Task details: Scan the records for the string "duration", then copy each line that has it.

Data extracts:
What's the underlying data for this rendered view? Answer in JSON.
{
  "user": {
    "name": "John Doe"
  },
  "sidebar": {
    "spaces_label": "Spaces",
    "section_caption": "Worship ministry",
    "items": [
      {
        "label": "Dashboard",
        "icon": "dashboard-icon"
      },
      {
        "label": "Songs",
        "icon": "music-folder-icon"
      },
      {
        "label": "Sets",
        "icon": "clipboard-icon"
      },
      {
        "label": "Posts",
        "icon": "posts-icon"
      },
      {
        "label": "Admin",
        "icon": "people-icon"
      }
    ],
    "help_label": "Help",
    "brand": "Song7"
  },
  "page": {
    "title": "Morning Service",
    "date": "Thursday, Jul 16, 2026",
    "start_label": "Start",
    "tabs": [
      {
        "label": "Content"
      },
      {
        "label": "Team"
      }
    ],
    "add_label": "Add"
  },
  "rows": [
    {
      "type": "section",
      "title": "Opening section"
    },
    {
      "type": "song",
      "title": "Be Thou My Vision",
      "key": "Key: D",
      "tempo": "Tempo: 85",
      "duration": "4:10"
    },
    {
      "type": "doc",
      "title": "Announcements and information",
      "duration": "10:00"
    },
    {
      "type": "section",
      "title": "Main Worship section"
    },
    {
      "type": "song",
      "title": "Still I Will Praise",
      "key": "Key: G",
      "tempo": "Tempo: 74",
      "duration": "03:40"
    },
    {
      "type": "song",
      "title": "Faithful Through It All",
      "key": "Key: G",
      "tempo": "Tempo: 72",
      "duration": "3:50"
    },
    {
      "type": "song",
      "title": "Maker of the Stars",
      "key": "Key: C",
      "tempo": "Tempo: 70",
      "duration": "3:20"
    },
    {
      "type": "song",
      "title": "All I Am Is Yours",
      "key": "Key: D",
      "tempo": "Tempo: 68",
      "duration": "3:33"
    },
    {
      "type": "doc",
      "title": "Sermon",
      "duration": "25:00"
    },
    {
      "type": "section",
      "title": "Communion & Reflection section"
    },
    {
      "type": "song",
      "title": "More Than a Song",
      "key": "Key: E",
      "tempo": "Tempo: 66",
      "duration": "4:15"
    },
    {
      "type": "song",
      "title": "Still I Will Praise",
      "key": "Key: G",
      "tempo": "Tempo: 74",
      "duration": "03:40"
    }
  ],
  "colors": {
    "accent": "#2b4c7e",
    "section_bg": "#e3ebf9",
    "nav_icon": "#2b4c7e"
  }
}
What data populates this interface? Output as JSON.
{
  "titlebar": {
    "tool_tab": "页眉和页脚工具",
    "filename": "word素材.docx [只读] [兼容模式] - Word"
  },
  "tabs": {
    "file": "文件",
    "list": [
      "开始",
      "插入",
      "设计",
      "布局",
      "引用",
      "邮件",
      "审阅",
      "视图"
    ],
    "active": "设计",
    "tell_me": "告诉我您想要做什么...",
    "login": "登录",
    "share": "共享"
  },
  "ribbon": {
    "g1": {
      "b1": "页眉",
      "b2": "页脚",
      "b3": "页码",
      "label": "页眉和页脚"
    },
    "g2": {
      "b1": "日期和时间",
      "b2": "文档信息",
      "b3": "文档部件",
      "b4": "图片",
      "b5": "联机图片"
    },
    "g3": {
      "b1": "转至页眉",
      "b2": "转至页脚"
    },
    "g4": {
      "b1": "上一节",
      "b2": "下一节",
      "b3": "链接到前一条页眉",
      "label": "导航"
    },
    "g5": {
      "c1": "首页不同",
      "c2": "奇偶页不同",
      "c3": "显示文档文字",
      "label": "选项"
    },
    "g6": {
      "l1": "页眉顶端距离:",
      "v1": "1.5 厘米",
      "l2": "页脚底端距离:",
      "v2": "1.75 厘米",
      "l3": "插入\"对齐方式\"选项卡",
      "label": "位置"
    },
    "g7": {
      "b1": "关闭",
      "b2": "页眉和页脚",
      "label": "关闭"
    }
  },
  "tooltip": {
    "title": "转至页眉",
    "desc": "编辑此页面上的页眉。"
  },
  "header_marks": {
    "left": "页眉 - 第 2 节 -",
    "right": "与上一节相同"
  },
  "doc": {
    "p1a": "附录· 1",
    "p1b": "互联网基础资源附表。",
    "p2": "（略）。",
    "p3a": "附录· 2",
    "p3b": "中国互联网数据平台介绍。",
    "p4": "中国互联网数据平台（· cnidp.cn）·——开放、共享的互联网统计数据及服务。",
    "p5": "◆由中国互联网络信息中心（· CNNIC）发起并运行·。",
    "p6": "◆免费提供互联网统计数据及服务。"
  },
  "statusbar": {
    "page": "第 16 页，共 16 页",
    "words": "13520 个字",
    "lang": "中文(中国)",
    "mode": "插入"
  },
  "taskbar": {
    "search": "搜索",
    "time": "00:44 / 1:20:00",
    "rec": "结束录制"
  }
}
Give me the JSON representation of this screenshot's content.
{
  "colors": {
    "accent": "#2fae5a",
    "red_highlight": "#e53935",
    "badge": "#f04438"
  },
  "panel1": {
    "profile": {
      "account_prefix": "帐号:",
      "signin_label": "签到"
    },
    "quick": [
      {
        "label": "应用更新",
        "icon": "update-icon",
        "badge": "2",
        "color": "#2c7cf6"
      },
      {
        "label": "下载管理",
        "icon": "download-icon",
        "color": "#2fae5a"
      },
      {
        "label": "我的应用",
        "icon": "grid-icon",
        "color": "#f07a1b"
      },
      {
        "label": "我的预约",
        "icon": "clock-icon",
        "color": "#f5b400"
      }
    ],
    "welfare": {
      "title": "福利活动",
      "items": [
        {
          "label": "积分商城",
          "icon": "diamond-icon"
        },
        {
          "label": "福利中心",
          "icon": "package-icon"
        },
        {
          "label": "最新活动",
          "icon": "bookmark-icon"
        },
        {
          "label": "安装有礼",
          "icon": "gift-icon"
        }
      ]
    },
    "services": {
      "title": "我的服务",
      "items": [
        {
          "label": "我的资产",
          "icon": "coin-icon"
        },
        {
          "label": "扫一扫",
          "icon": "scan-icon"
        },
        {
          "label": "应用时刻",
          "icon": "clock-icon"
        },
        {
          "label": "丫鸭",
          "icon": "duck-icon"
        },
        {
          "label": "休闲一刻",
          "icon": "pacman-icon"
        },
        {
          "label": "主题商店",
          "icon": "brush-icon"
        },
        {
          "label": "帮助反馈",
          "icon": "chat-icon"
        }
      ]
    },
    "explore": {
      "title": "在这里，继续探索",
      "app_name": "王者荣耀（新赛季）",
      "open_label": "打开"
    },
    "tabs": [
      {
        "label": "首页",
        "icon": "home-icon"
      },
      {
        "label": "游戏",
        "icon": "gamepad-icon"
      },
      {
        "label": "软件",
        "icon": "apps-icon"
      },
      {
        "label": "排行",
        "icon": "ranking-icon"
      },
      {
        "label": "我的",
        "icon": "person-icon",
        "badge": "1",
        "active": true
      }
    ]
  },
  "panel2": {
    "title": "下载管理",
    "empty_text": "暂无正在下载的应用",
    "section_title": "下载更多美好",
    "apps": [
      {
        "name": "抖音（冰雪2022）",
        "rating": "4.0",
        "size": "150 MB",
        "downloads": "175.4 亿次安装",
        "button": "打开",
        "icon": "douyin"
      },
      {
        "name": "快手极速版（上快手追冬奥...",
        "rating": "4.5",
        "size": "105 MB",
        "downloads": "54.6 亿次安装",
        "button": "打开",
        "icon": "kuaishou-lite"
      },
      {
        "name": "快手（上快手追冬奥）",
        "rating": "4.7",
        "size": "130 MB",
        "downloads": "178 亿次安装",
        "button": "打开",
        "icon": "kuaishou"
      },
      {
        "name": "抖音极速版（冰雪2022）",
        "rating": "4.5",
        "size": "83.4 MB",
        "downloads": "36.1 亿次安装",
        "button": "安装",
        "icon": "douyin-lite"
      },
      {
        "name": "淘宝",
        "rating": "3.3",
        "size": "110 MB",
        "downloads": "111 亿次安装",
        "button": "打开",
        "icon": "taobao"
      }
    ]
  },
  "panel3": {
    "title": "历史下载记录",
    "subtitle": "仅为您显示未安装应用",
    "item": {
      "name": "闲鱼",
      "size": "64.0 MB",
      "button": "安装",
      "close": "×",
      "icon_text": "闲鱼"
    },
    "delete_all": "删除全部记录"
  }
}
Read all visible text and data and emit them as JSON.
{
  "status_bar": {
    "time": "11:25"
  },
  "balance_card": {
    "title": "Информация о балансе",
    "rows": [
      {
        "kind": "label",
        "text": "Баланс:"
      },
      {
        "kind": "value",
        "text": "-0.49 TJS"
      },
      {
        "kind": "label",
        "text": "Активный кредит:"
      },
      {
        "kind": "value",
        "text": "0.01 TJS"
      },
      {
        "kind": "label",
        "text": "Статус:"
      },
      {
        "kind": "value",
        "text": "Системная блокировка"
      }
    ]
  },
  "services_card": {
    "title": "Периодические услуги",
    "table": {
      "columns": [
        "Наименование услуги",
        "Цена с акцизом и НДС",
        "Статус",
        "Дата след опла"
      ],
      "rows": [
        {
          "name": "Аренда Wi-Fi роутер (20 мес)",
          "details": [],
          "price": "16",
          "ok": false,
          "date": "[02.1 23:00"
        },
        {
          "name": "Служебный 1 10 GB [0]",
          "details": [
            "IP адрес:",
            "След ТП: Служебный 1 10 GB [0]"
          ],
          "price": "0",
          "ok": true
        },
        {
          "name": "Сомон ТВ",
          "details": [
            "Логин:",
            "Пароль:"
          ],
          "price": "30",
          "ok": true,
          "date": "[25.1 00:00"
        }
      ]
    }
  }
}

Task solution:
      "duration": "4:10"
      "duration": "10:00"
      "duration": "03:40"
      "duration": "3:50"
      "duration": "3:20"
      "duration": "3:33"
      "duration": "25:00"
      "duration": "4:15"
      "duration": "03:40"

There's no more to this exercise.